On Rattlesnake Point just off the Gandy Bridge in South Tampa is this rustic beach getaway noted for its fresh seafood on a Caribbean-inspired menu. The long floating dock can handle eight or so boats, such as the new Viking Yachts-built Valhalla V-33 center console at Galati Yachts, but with two caveats. This is not a no-wake zone, so use lots of fenders to protect the hull. Second, getting to the space on the inside means cruising close to the breakwater, so be careful. FYI, the Prince Edward mussels in white wine with shallots, oh my. You might also love the calamari rings fried with peppers and sofrito sauce, award-winning mahi fish tacos or coconut curried shrimp.
Last but far from least, if you plan to dine on your boat (a smallish one), don’t overlook this casual eatery whose name gives it away. At Ballast Point Park, it is within steps of a boat launch ramp that has a short pier on which you can drop someone to pick up your called-in feast. A twin-engined boat like the Jeanneau Leader 33 would make the drop-off easy. Lobster rolls with a side of slaw, shrimp tacos, classic fish and chips, and New England clam chowder that your taste buds have been craving (remember, it’s seasonal).

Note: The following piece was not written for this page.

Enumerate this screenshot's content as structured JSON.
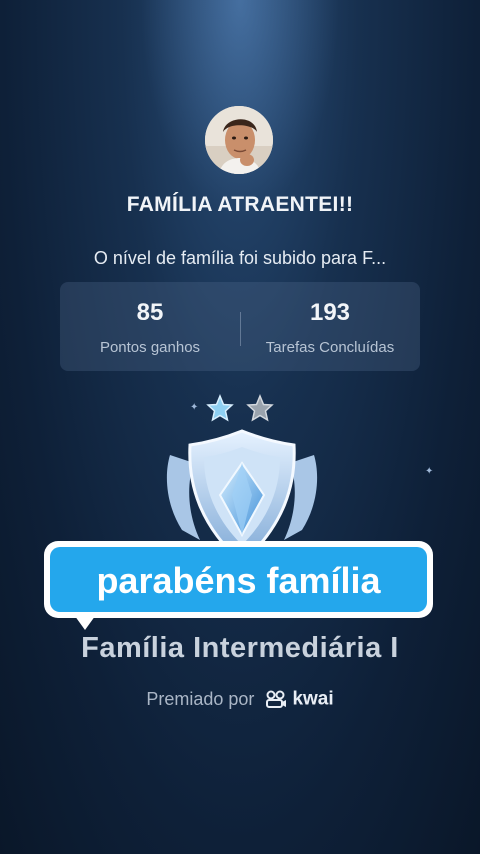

On Gandy Boulevard on the east side of the bridge, this tiki-inspired restaurant has outdoor tables and several docks, as well as a long, deep-water quay for larger yachts like a Prestige 590. This long dock is overlooked by a water’s edge bar facing out (your best boat handling is required!), as well as its own sandy beach. Besides an astounding list of drinks, their jalapeno poppers were featured on the Cooking Channel and the A1A Cheeseburger is a challenge to get your mouth around.
No dock, but this rustic hangout is popular with owners of hot boats like Cigarettes, Yamaha jet skis and SeaRay sterndrives that run right onto the white sand beach and walk up to the tiki bar or into the restaurant. You’ll get your feet wet, but Joe’s Jambalaya at the tiki bar is to die for, while coconut-rum shrimp is equally in demand. Both have a long list of drinks (remember, Harbor Patrol), and you’ll be tempted by chocolate mousse peanut butter cup pie.
Opposite Whiskey Joe’s but with a handful of slips to keep your feet dry, this bistro is on the Godfrey Hotel grounds and especially vibrant on weekends. Live music, a big swimming pool and an eclectic menu from fish tacos to wings, quesadillas to spicy avocado chicken club sandwiches make this worth tiptoeing carefully up a narrow channel. Watch your depth sounder carefully to avoid the shallows on the east side. Something like a Williams 505 jet tender, without propellers, has no worries.
Chris Caswell is an experienced bareboater and the author of Charter Smarter, the “bible of bareboating,” as well as publisher of CharterSavvy, a free online magazine about bareboating. When not bareboating the waters of Thailand, Tahiti or the British Virgin Islands, he and his wife, Rhea, hang their duffel bags in West Palm Beach.
Check out Chris Caswell’s other articles for TAMPA Magazines.